5. Su Tzu-yun, “The Evolution of Taiwan’s Defense Strategy and Defense Concept of Taiwan’s New Administration,” Taiwan Defense Affairs 1:1 (October 2000), pp. 124-125.
6. Ministry of National Defense, ROC, 2004 National Defense Report, p. 84.
7. For the full text of President Chen’s speech at the Army Academy, see Presidential Office News Release, “President Chen Attends the Army Academy’s 76th Anniversary Celebration” [Zongtong zhuchi lujun guanxiao qishiliu zhounian xiaoqing dianli], June 16, 2000.
8. Chang King-Yuh, Tseng Yung-Hsieng, and Chiu Kuan-Hsuan, ed., Quadrennial National Security Estimate Report, Taipei, Taiwan: Foundation on International and Cross-Strait Studies (FICS), 2004, p. 55.
9. Ministry of National Defense, ROC, 2004 National Defense Report, p. 65.
10. U.S. Department of State, “Preview of the Bush-Abe Meeting,” Foreign Press Center, Washington, DC, April 26, 2007, available online at https://hongkong.usconsulate.gov/ustw_wh_2007042601.html.
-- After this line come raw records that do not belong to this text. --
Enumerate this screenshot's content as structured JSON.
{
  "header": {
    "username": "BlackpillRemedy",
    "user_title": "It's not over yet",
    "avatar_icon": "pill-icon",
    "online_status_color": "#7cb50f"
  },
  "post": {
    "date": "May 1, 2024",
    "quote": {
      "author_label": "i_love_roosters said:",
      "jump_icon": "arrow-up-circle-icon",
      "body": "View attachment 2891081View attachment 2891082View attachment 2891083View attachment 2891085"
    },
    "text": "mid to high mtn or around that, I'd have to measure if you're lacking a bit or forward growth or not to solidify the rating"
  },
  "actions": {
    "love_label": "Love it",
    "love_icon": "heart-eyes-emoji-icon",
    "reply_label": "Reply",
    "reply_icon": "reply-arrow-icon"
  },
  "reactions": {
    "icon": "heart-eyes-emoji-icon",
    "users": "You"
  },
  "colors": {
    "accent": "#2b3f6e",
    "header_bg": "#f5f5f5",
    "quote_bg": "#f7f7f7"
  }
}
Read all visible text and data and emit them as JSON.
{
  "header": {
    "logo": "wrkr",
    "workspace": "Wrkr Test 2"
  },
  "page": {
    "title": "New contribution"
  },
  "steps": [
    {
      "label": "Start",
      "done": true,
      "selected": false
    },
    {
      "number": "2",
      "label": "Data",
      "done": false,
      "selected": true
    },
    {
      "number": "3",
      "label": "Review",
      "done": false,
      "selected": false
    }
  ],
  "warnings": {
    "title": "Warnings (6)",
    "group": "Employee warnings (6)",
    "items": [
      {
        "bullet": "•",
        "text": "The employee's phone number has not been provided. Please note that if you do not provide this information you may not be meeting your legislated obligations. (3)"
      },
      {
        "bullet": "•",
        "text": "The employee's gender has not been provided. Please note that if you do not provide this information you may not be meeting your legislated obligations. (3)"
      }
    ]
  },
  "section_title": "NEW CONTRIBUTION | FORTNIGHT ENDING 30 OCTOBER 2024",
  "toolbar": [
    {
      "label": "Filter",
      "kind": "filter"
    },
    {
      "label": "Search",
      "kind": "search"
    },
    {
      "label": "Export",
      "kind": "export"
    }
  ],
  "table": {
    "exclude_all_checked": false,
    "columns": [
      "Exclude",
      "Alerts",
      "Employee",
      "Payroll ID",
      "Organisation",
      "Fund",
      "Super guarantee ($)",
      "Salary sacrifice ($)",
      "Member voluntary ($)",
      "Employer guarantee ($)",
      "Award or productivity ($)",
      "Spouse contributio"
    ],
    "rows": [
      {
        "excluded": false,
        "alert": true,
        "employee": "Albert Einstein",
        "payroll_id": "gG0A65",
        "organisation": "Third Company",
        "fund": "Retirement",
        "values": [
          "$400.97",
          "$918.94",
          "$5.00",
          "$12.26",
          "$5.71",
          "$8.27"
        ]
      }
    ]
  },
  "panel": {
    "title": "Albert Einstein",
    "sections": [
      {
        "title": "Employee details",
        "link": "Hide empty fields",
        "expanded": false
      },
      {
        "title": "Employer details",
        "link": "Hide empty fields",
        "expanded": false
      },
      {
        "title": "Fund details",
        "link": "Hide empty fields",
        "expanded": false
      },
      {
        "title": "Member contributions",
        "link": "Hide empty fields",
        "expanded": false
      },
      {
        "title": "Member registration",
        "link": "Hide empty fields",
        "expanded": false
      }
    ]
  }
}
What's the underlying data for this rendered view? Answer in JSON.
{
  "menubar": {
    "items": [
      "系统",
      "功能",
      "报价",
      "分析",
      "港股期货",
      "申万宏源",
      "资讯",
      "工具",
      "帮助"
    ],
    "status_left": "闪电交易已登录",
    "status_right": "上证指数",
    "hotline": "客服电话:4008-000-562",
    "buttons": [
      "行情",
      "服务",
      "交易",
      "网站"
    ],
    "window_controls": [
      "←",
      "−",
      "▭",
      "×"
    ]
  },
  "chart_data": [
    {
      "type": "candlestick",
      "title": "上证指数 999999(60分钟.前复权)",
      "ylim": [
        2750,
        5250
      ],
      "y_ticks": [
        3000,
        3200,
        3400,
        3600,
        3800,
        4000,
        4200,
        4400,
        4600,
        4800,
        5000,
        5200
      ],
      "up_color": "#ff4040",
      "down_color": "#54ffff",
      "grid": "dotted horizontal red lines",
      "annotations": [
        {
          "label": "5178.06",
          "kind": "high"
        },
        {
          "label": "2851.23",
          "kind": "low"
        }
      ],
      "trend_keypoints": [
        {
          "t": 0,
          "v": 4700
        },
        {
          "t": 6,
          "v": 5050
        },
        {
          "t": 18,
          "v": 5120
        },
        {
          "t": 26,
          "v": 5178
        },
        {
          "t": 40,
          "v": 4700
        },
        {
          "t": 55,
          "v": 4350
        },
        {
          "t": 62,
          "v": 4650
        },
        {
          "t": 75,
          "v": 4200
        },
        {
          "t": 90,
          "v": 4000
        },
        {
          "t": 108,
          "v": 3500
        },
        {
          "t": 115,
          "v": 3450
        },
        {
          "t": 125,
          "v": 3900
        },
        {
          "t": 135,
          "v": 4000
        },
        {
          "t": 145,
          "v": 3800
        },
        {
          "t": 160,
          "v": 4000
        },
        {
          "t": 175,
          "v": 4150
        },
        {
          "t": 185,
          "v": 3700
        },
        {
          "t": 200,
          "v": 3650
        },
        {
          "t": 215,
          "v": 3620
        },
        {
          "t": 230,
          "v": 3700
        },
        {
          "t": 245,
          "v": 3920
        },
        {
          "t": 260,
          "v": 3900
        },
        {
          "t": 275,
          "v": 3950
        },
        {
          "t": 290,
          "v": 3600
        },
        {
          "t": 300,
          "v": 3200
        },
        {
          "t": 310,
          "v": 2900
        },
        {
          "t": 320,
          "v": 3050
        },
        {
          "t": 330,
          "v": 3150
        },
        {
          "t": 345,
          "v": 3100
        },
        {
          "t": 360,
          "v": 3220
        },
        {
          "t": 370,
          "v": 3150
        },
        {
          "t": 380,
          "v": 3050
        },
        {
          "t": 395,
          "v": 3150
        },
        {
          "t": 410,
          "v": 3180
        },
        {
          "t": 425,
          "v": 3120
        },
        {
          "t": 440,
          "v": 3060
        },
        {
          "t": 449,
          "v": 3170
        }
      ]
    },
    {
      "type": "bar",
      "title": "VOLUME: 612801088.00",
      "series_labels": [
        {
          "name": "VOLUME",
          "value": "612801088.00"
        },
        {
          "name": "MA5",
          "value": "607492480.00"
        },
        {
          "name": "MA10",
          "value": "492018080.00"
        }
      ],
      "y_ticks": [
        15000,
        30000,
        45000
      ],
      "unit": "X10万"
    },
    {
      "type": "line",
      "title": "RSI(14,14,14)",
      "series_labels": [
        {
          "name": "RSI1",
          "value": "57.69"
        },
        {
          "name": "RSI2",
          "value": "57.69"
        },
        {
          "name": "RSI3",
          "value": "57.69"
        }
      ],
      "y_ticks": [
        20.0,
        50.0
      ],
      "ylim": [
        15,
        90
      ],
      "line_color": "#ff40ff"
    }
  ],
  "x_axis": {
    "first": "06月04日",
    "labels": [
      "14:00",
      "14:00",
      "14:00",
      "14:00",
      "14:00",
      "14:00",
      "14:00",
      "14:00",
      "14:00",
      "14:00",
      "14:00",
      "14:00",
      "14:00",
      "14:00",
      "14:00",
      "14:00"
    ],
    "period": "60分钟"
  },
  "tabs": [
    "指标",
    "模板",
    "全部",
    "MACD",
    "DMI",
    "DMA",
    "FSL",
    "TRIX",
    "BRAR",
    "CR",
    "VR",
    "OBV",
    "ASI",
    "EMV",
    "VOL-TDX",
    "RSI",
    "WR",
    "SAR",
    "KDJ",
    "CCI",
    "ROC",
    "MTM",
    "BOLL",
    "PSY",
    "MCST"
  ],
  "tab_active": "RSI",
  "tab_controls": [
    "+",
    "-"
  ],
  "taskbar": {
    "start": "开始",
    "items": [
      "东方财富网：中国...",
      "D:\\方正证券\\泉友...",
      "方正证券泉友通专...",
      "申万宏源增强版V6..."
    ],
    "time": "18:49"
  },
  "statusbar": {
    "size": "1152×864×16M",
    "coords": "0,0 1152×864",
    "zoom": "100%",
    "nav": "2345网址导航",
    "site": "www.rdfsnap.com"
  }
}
11. American Institute in Taiwan, “AIT Director Stephen Young, May 3, 2007 Press Conference,” AIT American Cultural Center, Taipei, May 3, 2007, available online at https://www.ait.org.tw/en/news/officialtext/viewer.aspx?id=2007050301.
12. Moreover, it is entirely possible that even nuclear weapons would be insufficient to deter China under certain circumstances, since Beijing places such a high value on the political objective of preventing Taiwan from achieving formal independence. Any attempt to develop nuclear weapons would also run grave risks of provoking Chinese military action and negating U.S. security assurances.